The theme for this year’s Met Gala, which took place Monday at New York’s Metropolitan Museum, was “Camp: Notes on Fashion.” For fashion’s biggest night celebrities including Lena Waithe, Janelle Monáe and Billy Porter brought the conversation on camp style back to its Black culture origins.
The gala kicked off the opening of the annual fashion exhibit at The Costume Institute and is essentially a costume party to celebrate the chosen theme or designer.
While non-fashion enthusiasts may think camp makes reference to the outdoor activity, it is actually a nod to Susan Sontag’s 1964 essay, “Notes on ‘Camp.'” The piece describes camp as “love of the unnatural: of artifice and exaggeration” and “the sensibility of failed seriousness, of the theatricalization of experience.”

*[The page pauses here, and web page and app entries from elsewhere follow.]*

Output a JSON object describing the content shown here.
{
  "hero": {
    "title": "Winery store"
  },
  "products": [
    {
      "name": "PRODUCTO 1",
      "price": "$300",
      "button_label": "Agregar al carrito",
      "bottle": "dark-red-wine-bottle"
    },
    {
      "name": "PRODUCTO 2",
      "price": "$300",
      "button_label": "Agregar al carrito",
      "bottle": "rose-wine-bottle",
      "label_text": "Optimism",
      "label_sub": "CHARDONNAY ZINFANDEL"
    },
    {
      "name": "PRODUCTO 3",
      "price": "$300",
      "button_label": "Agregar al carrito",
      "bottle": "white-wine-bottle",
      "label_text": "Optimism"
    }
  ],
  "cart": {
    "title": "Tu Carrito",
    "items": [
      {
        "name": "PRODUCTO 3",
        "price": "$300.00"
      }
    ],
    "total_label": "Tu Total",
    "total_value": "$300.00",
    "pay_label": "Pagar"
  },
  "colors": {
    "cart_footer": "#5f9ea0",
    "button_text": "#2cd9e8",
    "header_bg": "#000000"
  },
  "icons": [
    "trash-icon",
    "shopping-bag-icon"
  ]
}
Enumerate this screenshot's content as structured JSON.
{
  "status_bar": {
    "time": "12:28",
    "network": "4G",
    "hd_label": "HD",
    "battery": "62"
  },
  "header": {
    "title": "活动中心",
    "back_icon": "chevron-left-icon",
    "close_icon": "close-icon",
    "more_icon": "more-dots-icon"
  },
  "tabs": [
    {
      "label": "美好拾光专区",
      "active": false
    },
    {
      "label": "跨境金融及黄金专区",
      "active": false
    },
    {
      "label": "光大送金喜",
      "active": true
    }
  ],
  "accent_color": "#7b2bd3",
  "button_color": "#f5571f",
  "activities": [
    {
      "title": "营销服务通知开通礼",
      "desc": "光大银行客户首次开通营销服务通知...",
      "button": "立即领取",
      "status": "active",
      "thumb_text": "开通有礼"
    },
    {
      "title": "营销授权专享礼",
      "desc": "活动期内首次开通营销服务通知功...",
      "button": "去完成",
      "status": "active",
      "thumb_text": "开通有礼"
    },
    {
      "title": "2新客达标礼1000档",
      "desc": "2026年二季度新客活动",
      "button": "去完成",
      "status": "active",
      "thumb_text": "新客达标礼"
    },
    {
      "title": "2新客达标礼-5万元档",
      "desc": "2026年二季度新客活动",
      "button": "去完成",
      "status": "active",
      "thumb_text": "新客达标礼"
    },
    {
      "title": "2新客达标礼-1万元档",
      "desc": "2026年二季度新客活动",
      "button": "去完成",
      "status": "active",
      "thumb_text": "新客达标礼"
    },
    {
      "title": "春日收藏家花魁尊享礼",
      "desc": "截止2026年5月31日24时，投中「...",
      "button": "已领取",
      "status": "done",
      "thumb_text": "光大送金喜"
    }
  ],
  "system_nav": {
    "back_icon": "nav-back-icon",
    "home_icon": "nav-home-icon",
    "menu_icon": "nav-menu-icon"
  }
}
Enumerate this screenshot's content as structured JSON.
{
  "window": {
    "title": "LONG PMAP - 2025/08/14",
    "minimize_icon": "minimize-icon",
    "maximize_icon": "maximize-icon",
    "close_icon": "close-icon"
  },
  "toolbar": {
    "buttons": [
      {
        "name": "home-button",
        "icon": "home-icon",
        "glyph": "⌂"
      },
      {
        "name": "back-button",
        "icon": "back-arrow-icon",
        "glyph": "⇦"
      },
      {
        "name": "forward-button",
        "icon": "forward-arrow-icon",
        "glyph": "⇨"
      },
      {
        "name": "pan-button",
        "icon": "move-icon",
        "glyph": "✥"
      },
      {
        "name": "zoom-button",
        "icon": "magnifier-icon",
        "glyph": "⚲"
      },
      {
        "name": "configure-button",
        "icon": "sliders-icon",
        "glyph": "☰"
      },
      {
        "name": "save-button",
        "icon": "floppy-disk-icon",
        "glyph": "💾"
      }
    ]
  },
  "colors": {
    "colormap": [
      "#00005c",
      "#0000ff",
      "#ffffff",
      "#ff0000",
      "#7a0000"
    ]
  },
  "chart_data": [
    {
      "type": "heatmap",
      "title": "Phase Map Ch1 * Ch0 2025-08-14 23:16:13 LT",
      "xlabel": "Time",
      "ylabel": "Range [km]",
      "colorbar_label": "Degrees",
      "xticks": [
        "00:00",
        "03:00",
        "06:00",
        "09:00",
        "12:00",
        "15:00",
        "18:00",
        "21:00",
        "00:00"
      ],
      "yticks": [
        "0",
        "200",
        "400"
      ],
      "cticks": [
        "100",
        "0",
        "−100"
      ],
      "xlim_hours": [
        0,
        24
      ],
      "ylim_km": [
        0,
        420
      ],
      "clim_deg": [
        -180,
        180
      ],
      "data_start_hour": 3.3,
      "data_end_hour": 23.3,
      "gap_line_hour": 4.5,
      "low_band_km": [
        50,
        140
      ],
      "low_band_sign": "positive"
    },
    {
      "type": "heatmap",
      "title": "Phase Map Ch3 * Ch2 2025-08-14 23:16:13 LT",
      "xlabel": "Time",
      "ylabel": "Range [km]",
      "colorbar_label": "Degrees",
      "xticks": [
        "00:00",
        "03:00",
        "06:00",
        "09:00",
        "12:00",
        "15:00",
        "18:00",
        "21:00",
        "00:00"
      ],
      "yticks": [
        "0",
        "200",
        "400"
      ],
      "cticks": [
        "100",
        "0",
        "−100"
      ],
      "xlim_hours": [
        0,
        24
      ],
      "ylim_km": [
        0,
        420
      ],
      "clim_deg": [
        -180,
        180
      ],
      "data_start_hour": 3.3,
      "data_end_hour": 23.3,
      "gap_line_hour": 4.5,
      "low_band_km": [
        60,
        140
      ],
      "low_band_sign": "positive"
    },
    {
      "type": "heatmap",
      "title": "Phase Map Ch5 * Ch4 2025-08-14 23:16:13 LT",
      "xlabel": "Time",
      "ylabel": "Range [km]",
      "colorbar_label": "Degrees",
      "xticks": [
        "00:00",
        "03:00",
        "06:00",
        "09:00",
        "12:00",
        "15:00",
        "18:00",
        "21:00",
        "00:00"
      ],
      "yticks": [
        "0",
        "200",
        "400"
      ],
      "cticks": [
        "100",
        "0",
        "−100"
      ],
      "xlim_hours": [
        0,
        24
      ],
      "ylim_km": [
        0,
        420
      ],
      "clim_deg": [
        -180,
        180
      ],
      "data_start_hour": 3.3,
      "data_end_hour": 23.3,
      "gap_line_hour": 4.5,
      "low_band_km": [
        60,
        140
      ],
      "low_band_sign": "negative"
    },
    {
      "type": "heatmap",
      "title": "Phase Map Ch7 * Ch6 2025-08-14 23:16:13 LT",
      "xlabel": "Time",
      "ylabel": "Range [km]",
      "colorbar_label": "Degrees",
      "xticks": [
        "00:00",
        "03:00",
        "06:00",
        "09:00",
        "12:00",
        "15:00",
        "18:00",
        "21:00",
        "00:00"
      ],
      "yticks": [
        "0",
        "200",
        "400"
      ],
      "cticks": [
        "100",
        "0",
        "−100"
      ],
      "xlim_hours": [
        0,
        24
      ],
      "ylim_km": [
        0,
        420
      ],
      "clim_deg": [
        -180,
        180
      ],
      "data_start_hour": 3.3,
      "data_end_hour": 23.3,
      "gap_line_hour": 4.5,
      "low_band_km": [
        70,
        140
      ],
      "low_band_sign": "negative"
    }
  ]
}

When it comes to style, camp encompasses extravagance, irony, and over-the-top expressions of identity. The concept is rooted in queer sensibility and history, but the conversation often leaves out how Black culture and style influenced the mainstream conception of the fashion trend.
Waithe paid tribute to LGBTQ origins of Camp style by wearing a suit designed by Pyer Moss designer, Kerby Jean-Raymond, who accompanied her on the carpet.
“Black Drag Queens Invented Camp,” was embroidered on the back of The Chi creator’s blazer. Jean-Raymond’s read, “Fix your credit. Pool money. Buy back the block,” a homage to the late rapper Nipsey Hussle. The pinstripes of the suits were in fact lyrics to LGBTQ anthems including Diana Ross’ “I’m Coming Out,” and Gloria Gaynor’s “I Will Survive.”
“One reason black culture is not within the ‘camp’ conversation is because the term itself has a lot of basis in theatrical, outlandish, exaggerated, and extreme fashion,” fashion historian Darnell Lisby told Teen Vogue. “Even though I believe there are so many examples of ‘camp’ in black culture, there is a broad paint stroke over the black experience, which is perceived to be downtrodden instead of vibrant. In essence, it seems like many forget about icons like Prince or Jimmy Hendrix, who were the epitome of this term.”
Camp at its core is about interpretation. Monae delivered a playful spin on the theme wearing a custom dress by Cristian Siriano inspired by the Mad Hatter, a fictional character in Lewis Carroll’s 1865 novel Alice’s Adventures in Wonderland. The entertainer’s stylist Alexandra Mandelkorn told Variety that ensemble was influenced by the surrealism found in the works of Monae’s favorite artists Salvador Dali and Pablo Picasso.
The 2019 Met Gala was filled with designs by Dapper Dan, a fixture in Black Camp fashion, although Monday was his first time at the annual Vogue-hosted event.
EBONY was on hand to catch some of our faves in their best-dressed fits. Take a look at how Black celebrities played up the free-ranged theme.
Michael B. Jordan
Odell Beckham Jr.
Tracee Ellis Ross
Dwyane Wade & Gabrielle Union
Alicia Keys & Swizz Beatz
Colin Kaepernick & Nessa
The Camp: Notes on Fashion exhibit will be on display at The Met from May 9 to Sept. 8, 2019.